Spanish oil company Repsol recently accepted Argentina’s offer to negotiate a settlement over the nationalization of the Argentine oil company YPF. Repsol long held a controlling share of YPF, which produces approximately 1/3 and ¼ of Argentina’s oil and gas respectively.
The nationalization occurred last year, after Argentina accused Repsol of not investing enough to improve output, a charge which Repsol denied, claiming that it had invested $20 billion in Argentina. Further complicating the issue is the fact that Pemex, Mexico’s national oil company, also holds a share in Repsol, which contributes to geopolitical tension.
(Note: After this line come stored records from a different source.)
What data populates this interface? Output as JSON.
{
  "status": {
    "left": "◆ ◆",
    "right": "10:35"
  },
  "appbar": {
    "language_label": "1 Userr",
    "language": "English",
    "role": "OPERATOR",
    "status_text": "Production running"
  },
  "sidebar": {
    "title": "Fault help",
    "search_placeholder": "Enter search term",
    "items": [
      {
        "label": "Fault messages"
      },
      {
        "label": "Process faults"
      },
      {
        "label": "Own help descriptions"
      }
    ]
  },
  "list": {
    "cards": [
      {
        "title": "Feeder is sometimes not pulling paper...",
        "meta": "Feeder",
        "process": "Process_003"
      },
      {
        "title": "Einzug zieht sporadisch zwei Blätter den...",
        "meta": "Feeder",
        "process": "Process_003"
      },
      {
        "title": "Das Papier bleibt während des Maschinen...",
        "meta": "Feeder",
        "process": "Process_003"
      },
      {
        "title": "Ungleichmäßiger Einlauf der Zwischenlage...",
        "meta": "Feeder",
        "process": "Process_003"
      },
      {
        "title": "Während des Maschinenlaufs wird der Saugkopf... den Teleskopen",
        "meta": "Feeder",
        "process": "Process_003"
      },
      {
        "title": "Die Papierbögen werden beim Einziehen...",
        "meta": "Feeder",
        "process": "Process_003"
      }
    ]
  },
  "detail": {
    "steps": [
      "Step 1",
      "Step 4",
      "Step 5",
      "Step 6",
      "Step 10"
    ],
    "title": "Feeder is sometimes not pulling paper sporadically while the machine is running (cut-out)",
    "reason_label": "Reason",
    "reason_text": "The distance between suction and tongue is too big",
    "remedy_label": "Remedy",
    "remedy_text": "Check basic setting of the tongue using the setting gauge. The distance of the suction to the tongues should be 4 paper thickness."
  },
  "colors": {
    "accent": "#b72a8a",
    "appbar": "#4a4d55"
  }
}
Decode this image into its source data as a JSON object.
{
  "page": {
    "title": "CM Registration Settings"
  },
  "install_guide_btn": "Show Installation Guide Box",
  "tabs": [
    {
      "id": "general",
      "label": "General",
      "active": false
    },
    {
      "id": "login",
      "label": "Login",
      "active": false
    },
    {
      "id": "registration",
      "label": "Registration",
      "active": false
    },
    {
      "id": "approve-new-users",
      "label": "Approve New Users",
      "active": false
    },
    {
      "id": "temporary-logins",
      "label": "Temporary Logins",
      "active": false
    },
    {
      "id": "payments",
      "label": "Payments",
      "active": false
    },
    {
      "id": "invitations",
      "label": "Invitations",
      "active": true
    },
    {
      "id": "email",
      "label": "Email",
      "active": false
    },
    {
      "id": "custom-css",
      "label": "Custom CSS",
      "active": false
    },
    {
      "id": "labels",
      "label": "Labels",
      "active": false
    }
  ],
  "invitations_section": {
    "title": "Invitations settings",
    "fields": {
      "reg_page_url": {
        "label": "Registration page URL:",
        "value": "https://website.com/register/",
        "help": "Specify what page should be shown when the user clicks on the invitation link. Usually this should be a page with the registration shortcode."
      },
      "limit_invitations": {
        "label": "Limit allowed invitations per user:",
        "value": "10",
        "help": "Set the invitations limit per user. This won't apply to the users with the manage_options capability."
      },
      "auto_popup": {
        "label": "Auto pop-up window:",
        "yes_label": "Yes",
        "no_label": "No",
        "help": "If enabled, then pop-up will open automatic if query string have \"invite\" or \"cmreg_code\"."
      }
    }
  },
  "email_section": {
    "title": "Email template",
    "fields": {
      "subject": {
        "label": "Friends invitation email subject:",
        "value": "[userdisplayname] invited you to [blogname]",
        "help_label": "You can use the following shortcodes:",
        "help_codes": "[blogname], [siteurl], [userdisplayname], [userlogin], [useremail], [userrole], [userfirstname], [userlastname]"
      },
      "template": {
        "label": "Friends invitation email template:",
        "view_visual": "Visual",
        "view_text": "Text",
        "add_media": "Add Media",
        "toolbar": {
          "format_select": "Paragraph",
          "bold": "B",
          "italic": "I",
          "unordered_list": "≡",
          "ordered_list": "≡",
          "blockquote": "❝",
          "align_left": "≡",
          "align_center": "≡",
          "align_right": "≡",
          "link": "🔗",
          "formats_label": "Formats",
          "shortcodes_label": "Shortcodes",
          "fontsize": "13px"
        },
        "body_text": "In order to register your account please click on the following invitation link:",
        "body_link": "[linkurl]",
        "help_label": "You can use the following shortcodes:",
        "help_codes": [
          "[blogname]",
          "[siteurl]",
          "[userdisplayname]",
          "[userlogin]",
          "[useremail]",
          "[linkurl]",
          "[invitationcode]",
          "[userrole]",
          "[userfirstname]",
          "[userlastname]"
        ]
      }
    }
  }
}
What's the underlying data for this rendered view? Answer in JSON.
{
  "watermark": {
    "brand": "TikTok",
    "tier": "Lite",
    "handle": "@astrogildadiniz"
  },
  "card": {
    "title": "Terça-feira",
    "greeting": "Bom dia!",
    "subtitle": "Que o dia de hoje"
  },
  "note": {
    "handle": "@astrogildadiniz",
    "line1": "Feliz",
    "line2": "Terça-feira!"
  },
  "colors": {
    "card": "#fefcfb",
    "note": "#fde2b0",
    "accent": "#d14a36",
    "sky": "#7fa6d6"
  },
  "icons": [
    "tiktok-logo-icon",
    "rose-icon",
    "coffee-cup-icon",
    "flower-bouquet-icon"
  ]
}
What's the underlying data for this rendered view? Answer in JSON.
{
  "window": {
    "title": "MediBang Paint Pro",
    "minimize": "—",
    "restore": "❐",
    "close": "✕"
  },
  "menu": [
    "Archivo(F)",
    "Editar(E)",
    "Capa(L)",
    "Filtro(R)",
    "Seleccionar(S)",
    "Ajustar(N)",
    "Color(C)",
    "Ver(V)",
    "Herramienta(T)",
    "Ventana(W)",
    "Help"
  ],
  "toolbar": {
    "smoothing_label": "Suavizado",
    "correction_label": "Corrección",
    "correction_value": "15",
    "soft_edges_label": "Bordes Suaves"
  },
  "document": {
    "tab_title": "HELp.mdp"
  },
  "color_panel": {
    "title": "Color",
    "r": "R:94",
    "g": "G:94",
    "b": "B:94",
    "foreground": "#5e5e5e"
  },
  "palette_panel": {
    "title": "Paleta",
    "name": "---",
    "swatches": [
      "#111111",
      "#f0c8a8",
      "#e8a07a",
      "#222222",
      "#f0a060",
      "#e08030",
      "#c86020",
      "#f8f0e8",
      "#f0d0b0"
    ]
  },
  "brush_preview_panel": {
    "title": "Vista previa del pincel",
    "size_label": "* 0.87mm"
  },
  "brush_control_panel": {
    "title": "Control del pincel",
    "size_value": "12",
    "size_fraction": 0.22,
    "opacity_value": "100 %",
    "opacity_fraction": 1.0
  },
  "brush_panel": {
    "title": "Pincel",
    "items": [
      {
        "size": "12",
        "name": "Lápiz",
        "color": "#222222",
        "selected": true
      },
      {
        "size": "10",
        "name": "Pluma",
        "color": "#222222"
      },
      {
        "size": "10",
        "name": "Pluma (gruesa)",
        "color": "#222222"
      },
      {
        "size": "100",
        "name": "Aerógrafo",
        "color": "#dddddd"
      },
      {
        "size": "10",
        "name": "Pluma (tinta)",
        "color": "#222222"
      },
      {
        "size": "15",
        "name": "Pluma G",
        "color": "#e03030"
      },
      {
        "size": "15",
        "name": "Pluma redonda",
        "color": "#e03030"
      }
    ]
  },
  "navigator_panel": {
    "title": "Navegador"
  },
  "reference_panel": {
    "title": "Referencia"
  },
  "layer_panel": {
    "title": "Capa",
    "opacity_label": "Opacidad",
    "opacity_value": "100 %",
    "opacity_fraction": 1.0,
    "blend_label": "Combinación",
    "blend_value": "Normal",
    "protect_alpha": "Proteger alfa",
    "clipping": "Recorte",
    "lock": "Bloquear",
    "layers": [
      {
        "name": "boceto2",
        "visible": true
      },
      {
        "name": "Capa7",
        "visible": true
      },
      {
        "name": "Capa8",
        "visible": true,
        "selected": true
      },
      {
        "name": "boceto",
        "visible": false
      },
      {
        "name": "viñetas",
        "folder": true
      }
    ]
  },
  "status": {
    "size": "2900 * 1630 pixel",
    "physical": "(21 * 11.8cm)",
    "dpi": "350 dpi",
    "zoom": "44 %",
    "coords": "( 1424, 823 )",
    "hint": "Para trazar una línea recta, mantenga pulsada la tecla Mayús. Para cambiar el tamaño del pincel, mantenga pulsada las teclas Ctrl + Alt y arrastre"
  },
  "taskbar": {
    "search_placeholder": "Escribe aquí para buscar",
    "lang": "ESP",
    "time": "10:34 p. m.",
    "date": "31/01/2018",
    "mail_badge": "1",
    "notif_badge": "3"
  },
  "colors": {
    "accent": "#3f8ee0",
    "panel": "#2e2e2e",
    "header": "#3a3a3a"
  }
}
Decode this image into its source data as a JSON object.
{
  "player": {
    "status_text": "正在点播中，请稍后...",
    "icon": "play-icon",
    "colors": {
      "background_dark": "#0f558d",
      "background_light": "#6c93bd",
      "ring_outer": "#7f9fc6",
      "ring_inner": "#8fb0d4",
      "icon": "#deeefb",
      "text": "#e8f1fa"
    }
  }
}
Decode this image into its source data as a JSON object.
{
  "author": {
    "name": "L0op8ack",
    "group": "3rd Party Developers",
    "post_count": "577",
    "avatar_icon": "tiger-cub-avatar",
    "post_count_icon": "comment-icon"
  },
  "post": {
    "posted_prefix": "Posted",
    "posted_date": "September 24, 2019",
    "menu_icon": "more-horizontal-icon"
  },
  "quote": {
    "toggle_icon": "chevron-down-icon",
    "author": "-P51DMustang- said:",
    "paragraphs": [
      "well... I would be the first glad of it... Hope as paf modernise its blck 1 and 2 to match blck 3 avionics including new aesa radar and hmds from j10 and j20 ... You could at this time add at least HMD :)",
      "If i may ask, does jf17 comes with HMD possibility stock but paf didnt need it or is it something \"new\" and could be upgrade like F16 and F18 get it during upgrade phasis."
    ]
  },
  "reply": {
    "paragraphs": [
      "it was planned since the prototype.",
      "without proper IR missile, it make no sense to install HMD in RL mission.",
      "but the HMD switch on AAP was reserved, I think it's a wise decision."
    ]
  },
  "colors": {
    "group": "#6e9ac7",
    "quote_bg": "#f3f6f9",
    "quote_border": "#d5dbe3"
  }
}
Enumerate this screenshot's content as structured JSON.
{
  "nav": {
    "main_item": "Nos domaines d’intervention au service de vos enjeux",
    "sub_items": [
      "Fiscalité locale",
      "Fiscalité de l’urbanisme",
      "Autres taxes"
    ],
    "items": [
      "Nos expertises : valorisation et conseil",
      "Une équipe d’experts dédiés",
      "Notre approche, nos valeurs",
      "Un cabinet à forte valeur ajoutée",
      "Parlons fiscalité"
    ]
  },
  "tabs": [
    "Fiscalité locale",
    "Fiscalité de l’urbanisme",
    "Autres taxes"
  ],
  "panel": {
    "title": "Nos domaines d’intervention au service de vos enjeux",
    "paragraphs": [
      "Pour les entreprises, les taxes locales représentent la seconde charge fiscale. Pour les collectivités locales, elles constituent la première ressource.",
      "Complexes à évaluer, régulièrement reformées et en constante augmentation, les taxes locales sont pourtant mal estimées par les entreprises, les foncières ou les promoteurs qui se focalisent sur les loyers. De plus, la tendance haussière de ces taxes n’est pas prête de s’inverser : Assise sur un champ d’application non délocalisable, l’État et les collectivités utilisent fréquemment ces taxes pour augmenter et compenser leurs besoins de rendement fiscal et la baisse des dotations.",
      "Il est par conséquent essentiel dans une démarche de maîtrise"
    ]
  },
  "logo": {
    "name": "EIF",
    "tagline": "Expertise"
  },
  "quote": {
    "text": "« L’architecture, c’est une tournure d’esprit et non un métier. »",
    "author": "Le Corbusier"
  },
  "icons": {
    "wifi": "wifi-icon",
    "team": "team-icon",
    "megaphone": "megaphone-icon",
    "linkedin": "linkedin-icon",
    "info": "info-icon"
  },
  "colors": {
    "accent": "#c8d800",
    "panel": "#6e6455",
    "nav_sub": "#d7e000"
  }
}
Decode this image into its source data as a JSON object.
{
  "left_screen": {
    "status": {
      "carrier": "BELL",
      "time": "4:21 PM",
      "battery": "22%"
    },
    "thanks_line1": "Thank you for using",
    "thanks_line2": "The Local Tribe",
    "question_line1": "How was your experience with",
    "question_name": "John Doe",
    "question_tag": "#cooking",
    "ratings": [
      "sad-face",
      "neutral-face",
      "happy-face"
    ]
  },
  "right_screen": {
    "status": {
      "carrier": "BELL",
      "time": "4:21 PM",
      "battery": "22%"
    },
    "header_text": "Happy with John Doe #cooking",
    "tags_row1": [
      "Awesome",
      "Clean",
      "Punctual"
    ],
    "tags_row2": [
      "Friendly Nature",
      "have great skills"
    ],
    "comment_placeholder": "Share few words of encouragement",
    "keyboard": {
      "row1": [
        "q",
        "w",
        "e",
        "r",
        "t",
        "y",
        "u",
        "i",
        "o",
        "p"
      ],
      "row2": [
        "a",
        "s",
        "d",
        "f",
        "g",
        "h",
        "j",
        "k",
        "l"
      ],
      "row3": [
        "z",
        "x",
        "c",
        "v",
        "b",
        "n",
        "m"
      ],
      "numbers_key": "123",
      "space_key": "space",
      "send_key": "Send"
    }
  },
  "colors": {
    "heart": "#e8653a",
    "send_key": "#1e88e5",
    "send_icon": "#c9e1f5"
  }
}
In addition, a US firm ostensibly affected by the nationalization also participated in the suit against Argentina, while the EU is also engaged in a lawsuit against Argentina regarding import policy.
One of the greatest fears associated with international investment is nationalization. The willingness of Argentina to negotiate with Repsol seems in large part to be related to the tremendous international pressure placed on Argentina by Spain, Mexico, and the United States. Given that nationalizations are often performed by regimes hostile to capitalism, many times compensation is nonexistent. From an Industrial Organizations standpoint, the question is to what extent does uncertainty of the future hamper foreign investment? With the hypothetical life of a company as infinite, the future status of a company’s operations means that many players may be unwilling to invest in countries that seem political unstable or anti-Western in nature.